## WHAT IS EXPECTED
Copy out all of the records. Keep every word exact.

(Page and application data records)
—————

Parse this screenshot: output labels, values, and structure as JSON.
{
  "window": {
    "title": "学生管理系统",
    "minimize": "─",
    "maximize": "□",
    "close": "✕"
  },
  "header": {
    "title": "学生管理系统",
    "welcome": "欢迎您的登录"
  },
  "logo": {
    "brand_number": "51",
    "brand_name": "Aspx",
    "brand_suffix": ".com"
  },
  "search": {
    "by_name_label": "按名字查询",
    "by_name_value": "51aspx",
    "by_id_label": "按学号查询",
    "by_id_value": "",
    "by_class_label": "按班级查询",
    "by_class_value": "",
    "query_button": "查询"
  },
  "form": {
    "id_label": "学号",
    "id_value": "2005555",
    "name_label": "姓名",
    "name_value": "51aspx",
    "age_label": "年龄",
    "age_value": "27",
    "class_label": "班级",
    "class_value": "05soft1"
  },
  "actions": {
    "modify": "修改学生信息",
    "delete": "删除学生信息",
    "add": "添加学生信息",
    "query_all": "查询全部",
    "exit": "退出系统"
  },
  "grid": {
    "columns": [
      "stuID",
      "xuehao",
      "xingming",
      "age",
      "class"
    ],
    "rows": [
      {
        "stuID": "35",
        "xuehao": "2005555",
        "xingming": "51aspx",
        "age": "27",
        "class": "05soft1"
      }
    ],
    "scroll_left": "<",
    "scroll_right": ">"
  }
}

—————

## PROBLEM SOLUTION
Parse this screenshot: output labels, values, and structure as JSON.
{
  "window": {
    "title": "学生管理系统",
    "minimize": "─",
    "maximize": "□",
    "close": "✕"
  },
  "header": {
    "title": "学生管理系统",
    "welcome": "欢迎您的登录"
  },
  "logo": {
    "brand_number": "51",
    "brand_name": "Aspx",
    "brand_suffix": ".com"
  },
  "search": {
    "by_name_label": "按名字查询",
    "by_name_value": "51aspx",
    "by_id_label": "按学号查询",
    "by_id_value": "",
    "by_class_label": "按班级查询",
    "by_class_value": "",
    "query_button": "查询"
  },
  "form": {
    "id_label": "学号",
    "id_value": "2005555",
    "name_label": "姓名",
    "name_value": "51aspx",
    "age_label": "年龄",
    "age_value": "27",
    "class_label": "班级",
    "class_value": "05soft1"
  },
  "actions": {
    "modify": "修改学生信息",
    "delete": "删除学生信息",
    "add": "添加学生信息",
    "query_all": "查询全部",
    "exit": "退出系统"
  },
  "grid": {
    "columns": [
      "stuID",
      "xuehao",
      "xingming",
      "age",
      "class"
    ],
    "rows": [
      {
        "stuID": "35",
        "xuehao": "2005555",
        "xingming": "51aspx",
        "age": "27",
        "class": "05soft1"
      }
    ],
    "scroll_left": "<",
    "scroll_right": ">"
  }
}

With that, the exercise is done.